***** Records supplied *****

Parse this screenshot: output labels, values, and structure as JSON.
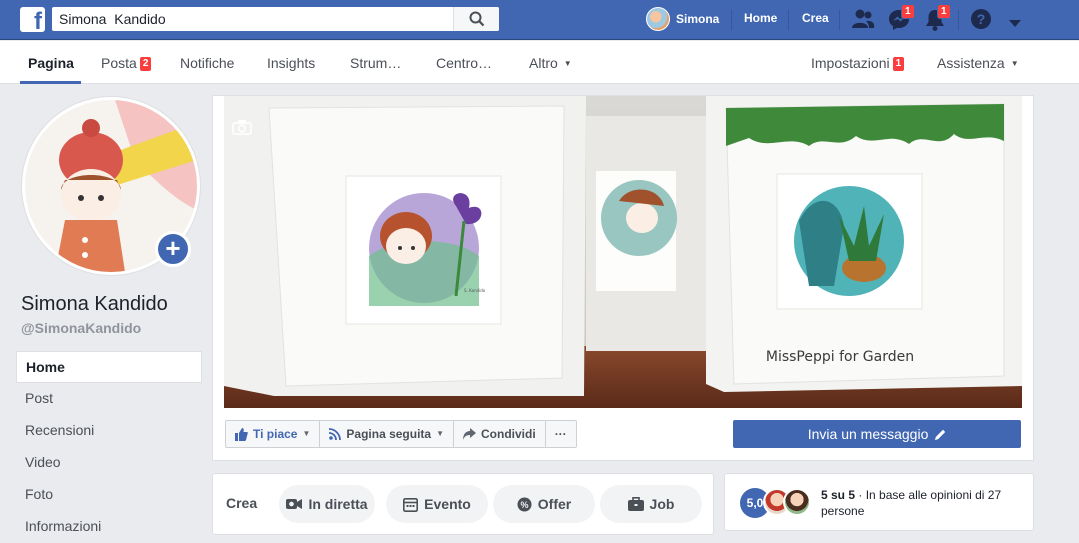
{
  "topbar": {
    "search_value": "Simona  Kandido",
    "user_name": "Simona",
    "home": "Home",
    "create": "Crea",
    "messenger_badge": "1",
    "notifications_badge": "1"
  },
  "pagenav": {
    "items": [
      "Pagina",
      "Posta",
      "Notifiche",
      "Insights",
      "Strum…",
      "Centro…",
      "Altro"
    ],
    "posta_badge": "2",
    "settings": "Impostazioni",
    "settings_badge": "1",
    "help": "Assistenza"
  },
  "page": {
    "name": "Simona Kandido",
    "handle": "@SimonaKandido"
  },
  "leftnav": [
    "Home",
    "Post",
    "Recensioni",
    "Video",
    "Foto",
    "Informazioni"
  ],
  "cover": {
    "caption": "MissPeppi for Garden",
    "signature": "S. Kandido"
  },
  "actions": {
    "like": "Ti piace",
    "following": "Pagina seguita",
    "share": "Condividi",
    "more": "···",
    "message": "Invia un messaggio"
  },
  "crea": {
    "label": "Crea",
    "live": "In diretta",
    "event": "Evento",
    "offer": "Offer",
    "job": "Job"
  },
  "rating": {
    "score": "5,0",
    "headline": "5 su 5",
    "sep": " · ",
    "text": "In base alle opinioni di 27 persone"
  },
  "colors": {
    "brand": "#4267b2",
    "badge": "#fa3e3e",
    "background": "#e9ebee"
  }
}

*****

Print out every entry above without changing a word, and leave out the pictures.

→ Response
Parse this screenshot: output labels, values, and structure as JSON.
{
  "topbar": {
    "search_value": "Simona  Kandido",
    "user_name": "Simona",
    "home": "Home",
    "create": "Crea",
    "messenger_badge": "1",
    "notifications_badge": "1"
  },
  "pagenav": {
    "items": [
      "Pagina",
      "Posta",
      "Notifiche",
      "Insights",
      "Strum…",
      "Centro…",
      "Altro"
    ],
    "posta_badge": "2",
    "settings": "Impostazioni",
    "settings_badge": "1",
    "help": "Assistenza"
  },
  "page": {
    "name": "Simona Kandido",
    "handle": "@SimonaKandido"
  },
  "leftnav": [
    "Home",
    "Post",
    "Recensioni",
    "Video",
    "Foto",
    "Informazioni"
  ],
  "cover": {
    "caption": "MissPeppi for Garden",
    "signature": "S. Kandido"
  },
  "actions": {
    "like": "Ti piace",
    "following": "Pagina seguita",
    "share": "Condividi",
    "more": "···",
    "message": "Invia un messaggio"
  },
  "crea": {
    "label": "Crea",
    "live": "In diretta",
    "event": "Evento",
    "offer": "Offer",
    "job": "Job"
  },
  "rating": {
    "score": "5,0",
    "headline": "5 su 5",
    "sep": " · ",
    "text": "In base alle opinioni di 27 persone"
  },
  "colors": {
    "brand": "#4267b2",
    "badge": "#fa3e3e",
    "background": "#e9ebee"
  }
}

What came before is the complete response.